- [Dataset rows for apps and sites]:

════════════════

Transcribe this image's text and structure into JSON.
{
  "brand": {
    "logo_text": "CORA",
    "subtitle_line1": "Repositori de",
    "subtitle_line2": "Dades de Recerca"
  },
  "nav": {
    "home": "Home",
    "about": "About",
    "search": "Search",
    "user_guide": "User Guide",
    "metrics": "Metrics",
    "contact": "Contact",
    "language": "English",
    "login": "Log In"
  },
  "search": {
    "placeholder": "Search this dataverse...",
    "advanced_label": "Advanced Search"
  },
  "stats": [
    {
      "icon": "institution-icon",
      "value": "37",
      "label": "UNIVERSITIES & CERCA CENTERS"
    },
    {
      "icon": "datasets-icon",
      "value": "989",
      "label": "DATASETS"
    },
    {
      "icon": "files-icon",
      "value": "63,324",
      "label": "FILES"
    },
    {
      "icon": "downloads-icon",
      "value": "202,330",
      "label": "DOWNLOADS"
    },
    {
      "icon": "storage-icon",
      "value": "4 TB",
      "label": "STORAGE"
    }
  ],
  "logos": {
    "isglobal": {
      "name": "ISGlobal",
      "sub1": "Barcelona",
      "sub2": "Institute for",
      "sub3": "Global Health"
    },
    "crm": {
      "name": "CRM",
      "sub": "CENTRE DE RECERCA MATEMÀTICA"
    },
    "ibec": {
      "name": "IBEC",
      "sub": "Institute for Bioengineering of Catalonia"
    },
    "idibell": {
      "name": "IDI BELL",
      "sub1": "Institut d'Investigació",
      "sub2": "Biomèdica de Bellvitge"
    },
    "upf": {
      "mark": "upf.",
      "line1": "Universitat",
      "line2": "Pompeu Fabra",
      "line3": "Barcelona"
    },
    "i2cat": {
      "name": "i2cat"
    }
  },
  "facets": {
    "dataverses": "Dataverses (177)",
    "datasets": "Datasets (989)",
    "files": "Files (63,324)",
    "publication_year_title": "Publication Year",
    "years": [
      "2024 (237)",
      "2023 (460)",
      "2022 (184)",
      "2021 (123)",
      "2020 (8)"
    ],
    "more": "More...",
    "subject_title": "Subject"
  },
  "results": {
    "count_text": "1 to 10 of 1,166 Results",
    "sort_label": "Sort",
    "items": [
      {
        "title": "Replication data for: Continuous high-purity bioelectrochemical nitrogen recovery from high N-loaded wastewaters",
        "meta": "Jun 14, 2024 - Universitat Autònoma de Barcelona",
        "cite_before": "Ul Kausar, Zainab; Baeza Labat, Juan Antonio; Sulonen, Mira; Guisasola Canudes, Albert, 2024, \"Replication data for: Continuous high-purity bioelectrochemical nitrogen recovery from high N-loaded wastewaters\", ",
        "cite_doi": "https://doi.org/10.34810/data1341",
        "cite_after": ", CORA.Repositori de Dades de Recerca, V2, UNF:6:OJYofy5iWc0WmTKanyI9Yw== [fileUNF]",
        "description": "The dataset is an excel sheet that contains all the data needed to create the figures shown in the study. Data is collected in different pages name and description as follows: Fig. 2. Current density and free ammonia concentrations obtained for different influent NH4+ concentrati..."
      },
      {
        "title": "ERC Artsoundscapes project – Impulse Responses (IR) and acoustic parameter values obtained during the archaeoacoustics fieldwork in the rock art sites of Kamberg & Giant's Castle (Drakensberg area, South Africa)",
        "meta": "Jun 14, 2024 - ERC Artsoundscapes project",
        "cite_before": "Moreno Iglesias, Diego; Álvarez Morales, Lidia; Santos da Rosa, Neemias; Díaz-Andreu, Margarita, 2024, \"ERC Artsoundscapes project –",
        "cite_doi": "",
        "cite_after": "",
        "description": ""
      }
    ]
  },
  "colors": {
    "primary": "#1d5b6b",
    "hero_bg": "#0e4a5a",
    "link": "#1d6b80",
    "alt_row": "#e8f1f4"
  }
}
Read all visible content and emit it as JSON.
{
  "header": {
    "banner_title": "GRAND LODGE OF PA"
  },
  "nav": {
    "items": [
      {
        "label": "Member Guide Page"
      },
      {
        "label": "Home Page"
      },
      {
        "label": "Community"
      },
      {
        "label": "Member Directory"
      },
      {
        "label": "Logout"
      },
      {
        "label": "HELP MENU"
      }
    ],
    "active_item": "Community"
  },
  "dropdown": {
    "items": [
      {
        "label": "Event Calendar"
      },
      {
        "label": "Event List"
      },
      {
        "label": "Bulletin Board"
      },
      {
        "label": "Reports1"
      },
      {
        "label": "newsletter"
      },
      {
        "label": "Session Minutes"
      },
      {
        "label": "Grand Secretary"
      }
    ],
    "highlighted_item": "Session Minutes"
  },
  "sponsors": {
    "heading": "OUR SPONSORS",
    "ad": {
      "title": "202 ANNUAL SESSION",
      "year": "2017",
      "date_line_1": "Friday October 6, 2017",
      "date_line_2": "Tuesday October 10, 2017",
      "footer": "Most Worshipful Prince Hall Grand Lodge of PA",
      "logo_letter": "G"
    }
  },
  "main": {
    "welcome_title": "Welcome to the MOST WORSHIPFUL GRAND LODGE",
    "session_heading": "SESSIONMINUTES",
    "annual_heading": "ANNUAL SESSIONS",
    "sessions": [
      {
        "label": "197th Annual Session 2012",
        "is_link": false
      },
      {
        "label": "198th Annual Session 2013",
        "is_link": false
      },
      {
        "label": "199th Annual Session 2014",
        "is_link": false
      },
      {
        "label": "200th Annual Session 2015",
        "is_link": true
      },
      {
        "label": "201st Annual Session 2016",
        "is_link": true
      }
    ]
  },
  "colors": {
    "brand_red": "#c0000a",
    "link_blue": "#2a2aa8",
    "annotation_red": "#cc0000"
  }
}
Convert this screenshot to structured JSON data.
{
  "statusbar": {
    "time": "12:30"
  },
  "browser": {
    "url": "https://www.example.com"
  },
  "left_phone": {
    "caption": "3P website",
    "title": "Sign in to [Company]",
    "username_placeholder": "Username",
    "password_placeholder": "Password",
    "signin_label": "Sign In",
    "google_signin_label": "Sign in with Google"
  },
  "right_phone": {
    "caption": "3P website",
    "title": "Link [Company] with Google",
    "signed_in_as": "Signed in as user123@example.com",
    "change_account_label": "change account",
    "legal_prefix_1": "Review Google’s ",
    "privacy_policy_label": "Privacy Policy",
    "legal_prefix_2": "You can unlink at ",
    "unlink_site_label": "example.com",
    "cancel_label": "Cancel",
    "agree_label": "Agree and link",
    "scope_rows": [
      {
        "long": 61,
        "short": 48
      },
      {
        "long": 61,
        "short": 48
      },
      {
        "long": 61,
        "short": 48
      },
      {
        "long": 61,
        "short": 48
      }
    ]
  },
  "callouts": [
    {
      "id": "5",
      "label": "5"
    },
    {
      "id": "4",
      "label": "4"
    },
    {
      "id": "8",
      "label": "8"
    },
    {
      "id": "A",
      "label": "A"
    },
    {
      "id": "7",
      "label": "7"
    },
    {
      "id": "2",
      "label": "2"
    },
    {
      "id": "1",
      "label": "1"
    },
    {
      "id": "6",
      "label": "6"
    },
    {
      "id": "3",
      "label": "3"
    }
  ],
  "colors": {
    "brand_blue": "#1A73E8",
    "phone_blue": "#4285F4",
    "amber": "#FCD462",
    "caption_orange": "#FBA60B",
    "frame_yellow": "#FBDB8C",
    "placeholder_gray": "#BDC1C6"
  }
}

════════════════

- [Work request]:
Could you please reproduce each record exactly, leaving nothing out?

- [Answer to this task]:
Transcribe this image's text and structure into JSON.
{
  "brand": {
    "logo_text": "CORA",
    "subtitle_line1": "Repositori de",
    "subtitle_line2": "Dades de Recerca"
  },
  "nav": {
    "home": "Home",
    "about": "About",
    "search": "Search",
    "user_guide": "User Guide",
    "metrics": "Metrics",
    "contact": "Contact",
    "language": "English",
    "login": "Log In"
  },
  "search": {
    "placeholder": "Search this dataverse...",
    "advanced_label": "Advanced Search"
  },
  "stats": [
    {
      "icon": "institution-icon",
      "value": "37",
      "label": "UNIVERSITIES & CERCA CENTERS"
    },
    {
      "icon": "datasets-icon",
      "value": "989",
      "label": "DATASETS"
    },
    {
      "icon": "files-icon",
      "value": "63,324",
      "label": "FILES"
    },
    {
      "icon": "downloads-icon",
      "value": "202,330",
      "label": "DOWNLOADS"
    },
    {
      "icon": "storage-icon",
      "value": "4 TB",
      "label": "STORAGE"
    }
  ],
  "logos": {
    "isglobal": {
      "name": "ISGlobal",
      "sub1": "Barcelona",
      "sub2": "Institute for",
      "sub3": "Global Health"
    },
    "crm": {
      "name": "CRM",
      "sub": "CENTRE DE RECERCA MATEMÀTICA"
    },
    "ibec": {
      "name": "IBEC",
      "sub": "Institute for Bioengineering of Catalonia"
    },
    "idibell": {
      "name": "IDI BELL",
      "sub1": "Institut d'Investigació",
      "sub2": "Biomèdica de Bellvitge"
    },
    "upf": {
      "mark": "upf.",
      "line1": "Universitat",
      "line2": "Pompeu Fabra",
      "line3": "Barcelona"
    },
    "i2cat": {
      "name": "i2cat"
    }
  },
  "facets": {
    "dataverses": "Dataverses (177)",
    "datasets": "Datasets (989)",
    "files": "Files (63,324)",
    "publication_year_title": "Publication Year",
    "years": [
      "2024 (237)",
      "2023 (460)",
      "2022 (184)",
      "2021 (123)",
      "2020 (8)"
    ],
    "more": "More...",
    "subject_title": "Subject"
  },
  "results": {
    "count_text": "1 to 10 of 1,166 Results",
    "sort_label": "Sort",
    "items": [
      {
        "title": "Replication data for: Continuous high-purity bioelectrochemical nitrogen recovery from high N-loaded wastewaters",
        "meta": "Jun 14, 2024 - Universitat Autònoma de Barcelona",
        "cite_before": "Ul Kausar, Zainab; Baeza Labat, Juan Antonio; Sulonen, Mira; Guisasola Canudes, Albert, 2024, \"Replication data for: Continuous high-purity bioelectrochemical nitrogen recovery from high N-loaded wastewaters\", ",
        "cite_doi": "https://doi.org/10.34810/data1341",
        "cite_after": ", CORA.Repositori de Dades de Recerca, V2, UNF:6:OJYofy5iWc0WmTKanyI9Yw== [fileUNF]",
        "description": "The dataset is an excel sheet that contains all the data needed to create the figures shown in the study. Data is collected in different pages name and description as follows: Fig. 2. Current density and free ammonia concentrations obtained for different influent NH4+ concentrati..."
      },
      {
        "title": "ERC Artsoundscapes project – Impulse Responses (IR) and acoustic parameter values obtained during the archaeoacoustics fieldwork in the rock art sites of Kamberg & Giant's Castle (Drakensberg area, South Africa)",
        "meta": "Jun 14, 2024 - ERC Artsoundscapes project",
        "cite_before": "Moreno Iglesias, Diego; Álvarez Morales, Lidia; Santos da Rosa, Neemias; Díaz-Andreu, Margarita, 2024, \"ERC Artsoundscapes project –",
        "cite_doi": "",
        "cite_after": "",
        "description": ""
      }
    ]
  },
  "colors": {
    "primary": "#1d5b6b",
    "hero_bg": "#0e4a5a",
    "link": "#1d6b80",
    "alt_row": "#e8f1f4"
  }
}
Read all visible content and emit it as JSON.
{
  "header": {
    "banner_title": "GRAND LODGE OF PA"
  },
  "nav": {
    "items": [
      {
        "label": "Member Guide Page"
      },
      {
        "label": "Home Page"
      },
      {
        "label": "Community"
      },
      {
        "label": "Member Directory"
      },
      {
        "label": "Logout"
      },
      {
        "label": "HELP MENU"
      }
    ],
    "active_item": "Community"
  },
  "dropdown": {
    "items": [
      {
        "label": "Event Calendar"
      },
      {
        "label": "Event List"
      },
      {
        "label": "Bulletin Board"
      },
      {
        "label": "Reports1"
      },
      {
        "label": "newsletter"
      },
      {
        "label": "Session Minutes"
      },
      {
        "label": "Grand Secretary"
      }
    ],
    "highlighted_item": "Session Minutes"
  },
  "sponsors": {
    "heading": "OUR SPONSORS",
    "ad": {
      "title": "202 ANNUAL SESSION",
      "year": "2017",
      "date_line_1": "Friday October 6, 2017",
      "date_line_2": "Tuesday October 10, 2017",
      "footer": "Most Worshipful Prince Hall Grand Lodge of PA",
      "logo_letter": "G"
    }
  },
  "main": {
    "welcome_title": "Welcome to the MOST WORSHIPFUL GRAND LODGE",
    "session_heading": "SESSIONMINUTES",
    "annual_heading": "ANNUAL SESSIONS",
    "sessions": [
      {
        "label": "197th Annual Session 2012",
        "is_link": false
      },
      {
        "label": "198th Annual Session 2013",
        "is_link": false
      },
      {
        "label": "199th Annual Session 2014",
        "is_link": false
      },
      {
        "label": "200th Annual Session 2015",
        "is_link": true
      },
      {
        "label": "201st Annual Session 2016",
        "is_link": true
      }
    ]
  },
  "colors": {
    "brand_red": "#c0000a",
    "link_blue": "#2a2aa8",
    "annotation_red": "#cc0000"
  }
}
Convert this screenshot to structured JSON data.
{
  "statusbar": {
    "time": "12:30"
  },
  "browser": {
    "url": "https://www.example.com"
  },
  "left_phone": {
    "caption": "3P website",
    "title": "Sign in to [Company]",
    "username_placeholder": "Username",
    "password_placeholder": "Password",
    "signin_label": "Sign In",
    "google_signin_label": "Sign in with Google"
  },
  "right_phone": {
    "caption": "3P website",
    "title": "Link [Company] with Google",
    "signed_in_as": "Signed in as user123@example.com",
    "change_account_label": "change account",
    "legal_prefix_1": "Review Google’s ",
    "privacy_policy_label": "Privacy Policy",
    "legal_prefix_2": "You can unlink at ",
    "unlink_site_label": "example.com",
    "cancel_label": "Cancel",
    "agree_label": "Agree and link",
    "scope_rows": [
      {
        "long": 61,
        "short": 48
      },
      {
        "long": 61,
        "short": 48
      },
      {
        "long": 61,
        "short": 48
      },
      {
        "long": 61,
        "short": 48
      }
    ]
  },
  "callouts": [
    {
      "id": "5",
      "label": "5"
    },
    {
      "id": "4",
      "label": "4"
    },
    {
      "id": "8",
      "label": "8"
    },
    {
      "id": "A",
      "label": "A"
    },
    {
      "id": "7",
      "label": "7"
    },
    {
      "id": "2",
      "label": "2"
    },
    {
      "id": "1",
      "label": "1"
    },
    {
      "id": "6",
      "label": "6"
    },
    {
      "id": "3",
      "label": "3"
    }
  ],
  "colors": {
    "brand_blue": "#1A73E8",
    "phone_blue": "#4285F4",
    "amber": "#FCD462",
    "caption_orange": "#FBA60B",
    "frame_yellow": "#FBDB8C",
    "placeholder_gray": "#BDC1C6"
  }
}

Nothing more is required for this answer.